SeaFood Business goes global
The globalization of the U.S. seafood supply is here and it began long before the dawn of country-of-origin labeling (whether you like it or not). Buyers have a bounty of shrimp, tilapia and other products produced overseas that Americans readily consume, while domestic processors also take advantage of lower-cost processing labor abroad. This is why some domestic products wind up with country-of-origin labels from overseas, such as Alaska pollock products that read “product of China” or Maine lobster products that read “product of Canada.” Seafood is a commodity that crosses many borders before it reaches the end consumer, whether they’re in Boston, Brussels or Beijing. Therefore, to better serve buyers both in the United States and overseas, SeaFood Business is expanding its coverage and distribution beyond North America.

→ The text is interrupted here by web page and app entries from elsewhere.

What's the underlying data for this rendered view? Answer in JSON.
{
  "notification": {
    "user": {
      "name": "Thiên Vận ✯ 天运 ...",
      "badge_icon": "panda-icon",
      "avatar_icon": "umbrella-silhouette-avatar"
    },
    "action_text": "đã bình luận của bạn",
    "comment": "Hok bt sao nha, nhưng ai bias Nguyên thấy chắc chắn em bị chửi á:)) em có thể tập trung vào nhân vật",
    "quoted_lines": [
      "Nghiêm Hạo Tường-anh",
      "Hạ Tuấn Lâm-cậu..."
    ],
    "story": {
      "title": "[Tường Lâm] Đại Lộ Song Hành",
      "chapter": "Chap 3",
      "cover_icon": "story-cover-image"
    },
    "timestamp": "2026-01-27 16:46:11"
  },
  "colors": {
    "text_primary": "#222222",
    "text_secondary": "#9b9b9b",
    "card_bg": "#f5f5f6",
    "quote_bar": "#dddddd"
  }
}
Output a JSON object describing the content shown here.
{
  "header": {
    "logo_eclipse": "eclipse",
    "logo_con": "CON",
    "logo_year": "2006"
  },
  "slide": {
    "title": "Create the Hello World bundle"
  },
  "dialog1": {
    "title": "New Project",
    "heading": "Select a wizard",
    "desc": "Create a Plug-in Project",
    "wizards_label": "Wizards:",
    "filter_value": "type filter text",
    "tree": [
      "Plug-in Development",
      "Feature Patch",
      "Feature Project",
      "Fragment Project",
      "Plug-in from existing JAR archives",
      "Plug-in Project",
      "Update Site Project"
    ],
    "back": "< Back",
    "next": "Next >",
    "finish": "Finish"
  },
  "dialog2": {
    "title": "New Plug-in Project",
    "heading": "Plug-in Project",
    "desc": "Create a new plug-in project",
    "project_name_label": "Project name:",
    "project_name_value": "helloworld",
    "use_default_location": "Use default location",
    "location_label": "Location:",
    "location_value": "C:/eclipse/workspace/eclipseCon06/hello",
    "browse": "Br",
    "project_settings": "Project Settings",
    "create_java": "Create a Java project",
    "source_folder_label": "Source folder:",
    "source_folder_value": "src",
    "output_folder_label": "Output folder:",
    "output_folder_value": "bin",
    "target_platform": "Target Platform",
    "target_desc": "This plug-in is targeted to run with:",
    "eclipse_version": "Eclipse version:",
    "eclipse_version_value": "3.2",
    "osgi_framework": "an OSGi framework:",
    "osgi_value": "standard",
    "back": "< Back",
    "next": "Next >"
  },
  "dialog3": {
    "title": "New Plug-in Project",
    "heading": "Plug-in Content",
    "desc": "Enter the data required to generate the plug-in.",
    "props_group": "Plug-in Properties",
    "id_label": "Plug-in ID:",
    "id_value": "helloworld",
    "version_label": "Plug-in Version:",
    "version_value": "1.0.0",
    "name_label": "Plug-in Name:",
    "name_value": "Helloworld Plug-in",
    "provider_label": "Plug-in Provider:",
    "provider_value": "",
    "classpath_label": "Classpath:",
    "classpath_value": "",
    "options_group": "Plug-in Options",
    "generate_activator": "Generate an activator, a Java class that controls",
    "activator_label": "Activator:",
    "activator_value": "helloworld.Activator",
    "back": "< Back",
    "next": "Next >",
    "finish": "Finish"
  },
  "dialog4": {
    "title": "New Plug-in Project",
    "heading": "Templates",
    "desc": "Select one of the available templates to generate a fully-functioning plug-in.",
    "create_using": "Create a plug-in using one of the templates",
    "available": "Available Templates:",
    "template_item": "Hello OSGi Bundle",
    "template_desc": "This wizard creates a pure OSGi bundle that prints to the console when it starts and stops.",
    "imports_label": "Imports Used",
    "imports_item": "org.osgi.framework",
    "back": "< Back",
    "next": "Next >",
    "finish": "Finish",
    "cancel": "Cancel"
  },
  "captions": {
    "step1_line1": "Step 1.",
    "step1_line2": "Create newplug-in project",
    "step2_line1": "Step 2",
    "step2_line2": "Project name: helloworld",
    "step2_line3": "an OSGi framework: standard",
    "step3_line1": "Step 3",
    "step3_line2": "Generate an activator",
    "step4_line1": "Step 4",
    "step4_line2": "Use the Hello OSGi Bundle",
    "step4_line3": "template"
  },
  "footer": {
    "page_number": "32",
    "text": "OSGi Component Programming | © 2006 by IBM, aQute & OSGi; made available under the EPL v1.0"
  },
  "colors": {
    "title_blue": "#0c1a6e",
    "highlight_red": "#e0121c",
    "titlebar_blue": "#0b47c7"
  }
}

This issue of SeaFood Business marks the official launch of our increased coverage. In this issue we dish on skrei, a special run of Norwegian cod that’s got Europe’s finest chefs buzzing (Global Foodservice). We also explore the possibilities of feeding farmed fish with “magmeal,” a cheaper alternative to traditional fishmeal that is being produced in South Africa (Global Feature: Aquaculture). These features join the extended news coverage, the new Trade Tracker column and updated Market Reports that were introduced in the January issue.